= Beginning of Section =

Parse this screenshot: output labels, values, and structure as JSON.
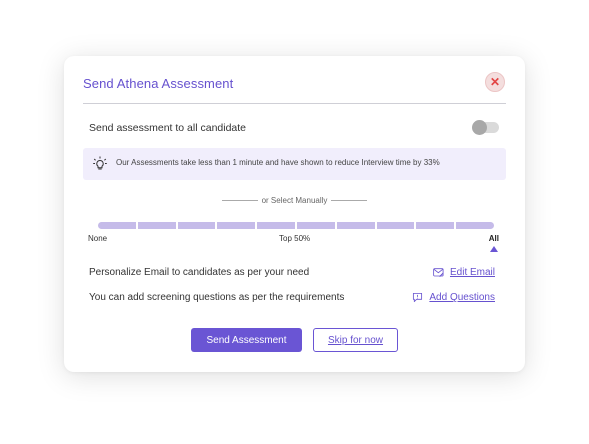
{
  "modal": {
    "title": "Send Athena Assessment",
    "close_glyph": "✕"
  },
  "send_all": {
    "label": "Send assessment to all candidate",
    "toggle_on": false
  },
  "tip": {
    "icon": "lightbulb-icon",
    "text": "Our Assessments take less than 1 minute and have shown to reduce Interview time by 33%"
  },
  "manual": {
    "label": "or Select Manually",
    "segments": 10,
    "labels": {
      "none": "None",
      "mid": "Top 50%",
      "all": "All"
    },
    "selected": "All"
  },
  "email": {
    "text": "Personalize Email to candidates as per your need",
    "link": "Edit Email",
    "icon": "edit-email-icon"
  },
  "questions": {
    "text": "You can add screening questions as per the requirements",
    "link": "Add Questions",
    "icon": "chat-bubble-icon"
  },
  "actions": {
    "primary": "Send Assessment",
    "secondary": "Skip for now"
  },
  "colors": {
    "accent": "#6a55d4",
    "close_red": "#e24545",
    "tip_bg": "#f1eefc",
    "slider": "#c5bbe9"
  }
}
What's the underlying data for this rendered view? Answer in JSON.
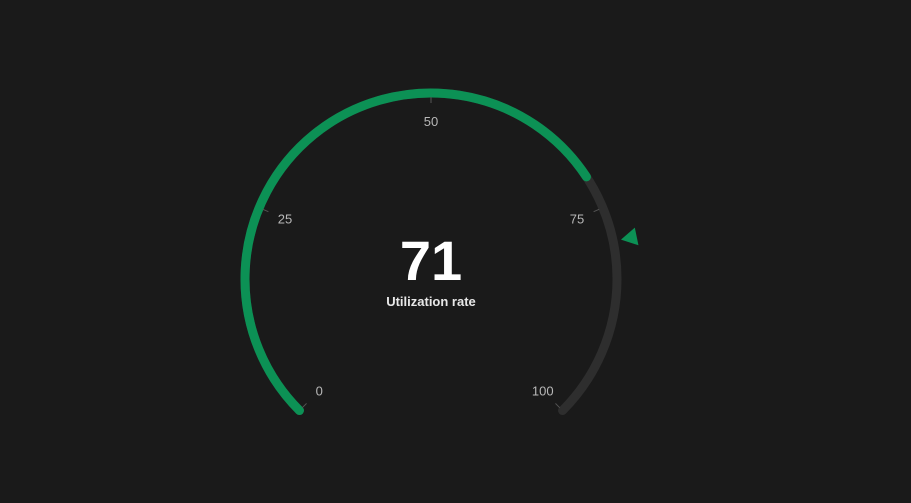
{
  "chart_data": {
    "type": "gauge",
    "value": 71,
    "value_label": "71",
    "caption": "Utilization rate",
    "min": 0,
    "max": 100,
    "target": 79,
    "ticks": [
      {
        "value": 0,
        "label": "0"
      },
      {
        "value": 25,
        "label": "25"
      },
      {
        "value": 50,
        "label": "50"
      },
      {
        "value": 75,
        "label": "75"
      },
      {
        "value": 100,
        "label": "100"
      }
    ]
  },
  "colors": {
    "background": "#1a1a1a",
    "fill": "#0c9155",
    "track": "#2e2e2e",
    "target_marker": "#0c9155",
    "tick_text": "#b8b8b8",
    "value_text": "#ffffff"
  }
}
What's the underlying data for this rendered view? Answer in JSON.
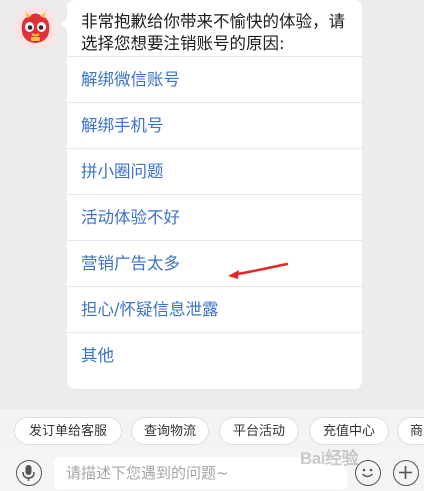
{
  "message": {
    "intro": "非常抱歉给你带来不愉快的体验，请选择您想要注销账号的原因:",
    "options": [
      "解绑微信账号",
      "解绑手机号",
      "拼小圈问题",
      "活动体验不好",
      "营销广告太多",
      "担心/怀疑信息泄露",
      "其他"
    ]
  },
  "quick_replies": [
    "发订单给客服",
    "查询物流",
    "平台活动",
    "充值中心",
    "商"
  ],
  "input": {
    "placeholder": "请描述下您遇到的问题~"
  },
  "watermark": "Bai经验",
  "colors": {
    "link": "#3b73c9",
    "annotation_arrow": "#e02a2a",
    "background": "#ececec"
  },
  "icons": {
    "voice": "microphone-icon",
    "emoji": "smiley-icon",
    "more": "plus-icon"
  }
}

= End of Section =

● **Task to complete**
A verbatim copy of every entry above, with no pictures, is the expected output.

● **Finished exercise**
Parse this screenshot: output labels, values, and structure as JSON.
{
  "modal": {
    "title": "Send Athena Assessment",
    "close_glyph": "✕"
  },
  "send_all": {
    "label": "Send assessment to all candidate",
    "toggle_on": false
  },
  "tip": {
    "icon": "lightbulb-icon",
    "text": "Our Assessments take less than 1 minute and have shown to reduce Interview time by 33%"
  },
  "manual": {
    "label": "or Select Manually",
    "segments": 10,
    "labels": {
      "none": "None",
      "mid": "Top 50%",
      "all": "All"
    },
    "selected": "All"
  },
  "email": {
    "text": "Personalize Email to candidates as per your need",
    "link": "Edit Email",
    "icon": "edit-email-icon"
  },
  "questions": {
    "text": "You can add screening questions as per the requirements",
    "link": "Add Questions",
    "icon": "chat-bubble-icon"
  },
  "actions": {
    "primary": "Send Assessment",
    "secondary": "Skip for now"
  },
  "colors": {
    "accent": "#6a55d4",
    "close_red": "#e24545",
    "tip_bg": "#f1eefc",
    "slider": "#c5bbe9"
  }
}
What's the underlying data for this rendered view? Answer in JSON.
{
  "chart_data": {
    "type": "gauge",
    "value": 71,
    "value_label": "71",
    "caption": "Utilization rate",
    "min": 0,
    "max": 100,
    "target": 79,
    "ticks": [
      {
        "value": 0,
        "label": "0"
      },
      {
        "value": 25,
        "label": "25"
      },
      {
        "value": 50,
        "label": "50"
      },
      {
        "value": 75,
        "label": "75"
      },
      {
        "value": 100,
        "label": "100"
      }
    ]
  },
  "colors": {
    "background": "#1a1a1a",
    "fill": "#0c9155",
    "track": "#2e2e2e",
    "target_marker": "#0c9155",
    "tick_text": "#b8b8b8",
    "value_text": "#ffffff"
  }
}
What's the underlying data for this rendered view? Answer in JSON.
{
  "message": {
    "intro": "非常抱歉给你带来不愉快的体验，请选择您想要注销账号的原因:",
    "options": [
      "解绑微信账号",
      "解绑手机号",
      "拼小圈问题",
      "活动体验不好",
      "营销广告太多",
      "担心/怀疑信息泄露",
      "其他"
    ]
  },
  "quick_replies": [
    "发订单给客服",
    "查询物流",
    "平台活动",
    "充值中心",
    "商"
  ],
  "input": {
    "placeholder": "请描述下您遇到的问题~"
  },
  "watermark": "Bai经验",
  "colors": {
    "link": "#3b73c9",
    "annotation_arrow": "#e02a2a",
    "background": "#ececec"
  },
  "icons": {
    "voice": "microphone-icon",
    "emoji": "smiley-icon",
    "more": "plus-icon"
  }
}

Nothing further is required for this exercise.